What you give back should match the records word for word.

Source information:

BEGIN

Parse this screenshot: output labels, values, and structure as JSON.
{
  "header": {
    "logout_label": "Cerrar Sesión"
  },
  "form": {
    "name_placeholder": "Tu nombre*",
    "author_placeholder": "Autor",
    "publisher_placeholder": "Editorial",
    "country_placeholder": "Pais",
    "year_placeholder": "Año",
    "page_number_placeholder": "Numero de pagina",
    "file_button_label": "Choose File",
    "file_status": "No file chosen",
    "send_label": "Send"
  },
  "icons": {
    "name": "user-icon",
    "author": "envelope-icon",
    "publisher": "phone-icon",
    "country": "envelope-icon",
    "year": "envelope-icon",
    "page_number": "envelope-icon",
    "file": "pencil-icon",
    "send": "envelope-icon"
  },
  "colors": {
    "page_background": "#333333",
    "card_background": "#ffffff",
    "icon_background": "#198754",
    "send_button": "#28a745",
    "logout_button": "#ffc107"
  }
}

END

Result of the exercise:
Parse this screenshot: output labels, values, and structure as JSON.
{
  "header": {
    "logout_label": "Cerrar Sesión"
  },
  "form": {
    "name_placeholder": "Tu nombre*",
    "author_placeholder": "Autor",
    "publisher_placeholder": "Editorial",
    "country_placeholder": "Pais",
    "year_placeholder": "Año",
    "page_number_placeholder": "Numero de pagina",
    "file_button_label": "Choose File",
    "file_status": "No file chosen",
    "send_label": "Send"
  },
  "icons": {
    "name": "user-icon",
    "author": "envelope-icon",
    "publisher": "phone-icon",
    "country": "envelope-icon",
    "year": "envelope-icon",
    "page_number": "envelope-icon",
    "file": "pencil-icon",
    "send": "envelope-icon"
  },
  "colors": {
    "page_background": "#333333",
    "card_background": "#ffffff",
    "icon_background": "#198754",
    "send_button": "#28a745",
    "logout_button": "#ffc107"
  }
}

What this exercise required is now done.